Work request:
Each line below must be reproduced exactly, though the pictures are to be dropped.
== Recorded information ==
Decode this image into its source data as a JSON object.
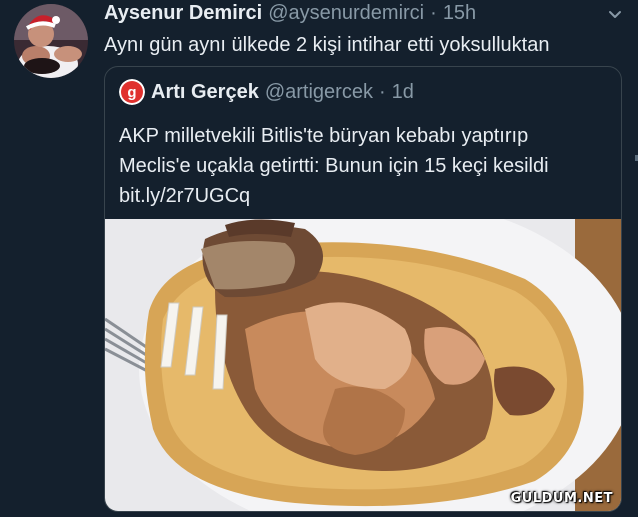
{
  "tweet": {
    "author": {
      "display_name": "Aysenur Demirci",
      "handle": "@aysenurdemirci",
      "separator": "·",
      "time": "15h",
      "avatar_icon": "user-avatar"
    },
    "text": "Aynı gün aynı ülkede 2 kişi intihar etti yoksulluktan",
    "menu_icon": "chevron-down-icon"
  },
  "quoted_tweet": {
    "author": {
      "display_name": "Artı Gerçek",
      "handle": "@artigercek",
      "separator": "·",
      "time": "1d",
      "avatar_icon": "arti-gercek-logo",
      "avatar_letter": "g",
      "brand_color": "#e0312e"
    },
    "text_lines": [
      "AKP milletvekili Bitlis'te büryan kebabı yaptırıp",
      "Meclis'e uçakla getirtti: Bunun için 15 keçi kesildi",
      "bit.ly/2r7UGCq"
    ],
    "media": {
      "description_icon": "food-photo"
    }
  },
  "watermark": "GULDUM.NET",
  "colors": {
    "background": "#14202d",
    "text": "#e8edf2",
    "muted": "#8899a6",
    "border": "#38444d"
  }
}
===
Result of this exercise:
Decode this image into its source data as a JSON object.
{
  "tweet": {
    "author": {
      "display_name": "Aysenur Demirci",
      "handle": "@aysenurdemirci",
      "separator": "·",
      "time": "15h",
      "avatar_icon": "user-avatar"
    },
    "text": "Aynı gün aynı ülkede 2 kişi intihar etti yoksulluktan",
    "menu_icon": "chevron-down-icon"
  },
  "quoted_tweet": {
    "author": {
      "display_name": "Artı Gerçek",
      "handle": "@artigercek",
      "separator": "·",
      "time": "1d",
      "avatar_icon": "arti-gercek-logo",
      "avatar_letter": "g",
      "brand_color": "#e0312e"
    },
    "text_lines": [
      "AKP milletvekili Bitlis'te büryan kebabı yaptırıp",
      "Meclis'e uçakla getirtti: Bunun için 15 keçi kesildi",
      "bit.ly/2r7UGCq"
    ],
    "media": {
      "description_icon": "food-photo"
    }
  },
  "watermark": "GULDUM.NET",
  "colors": {
    "background": "#14202d",
    "text": "#e8edf2",
    "muted": "#8899a6",
    "border": "#38444d"
  }
}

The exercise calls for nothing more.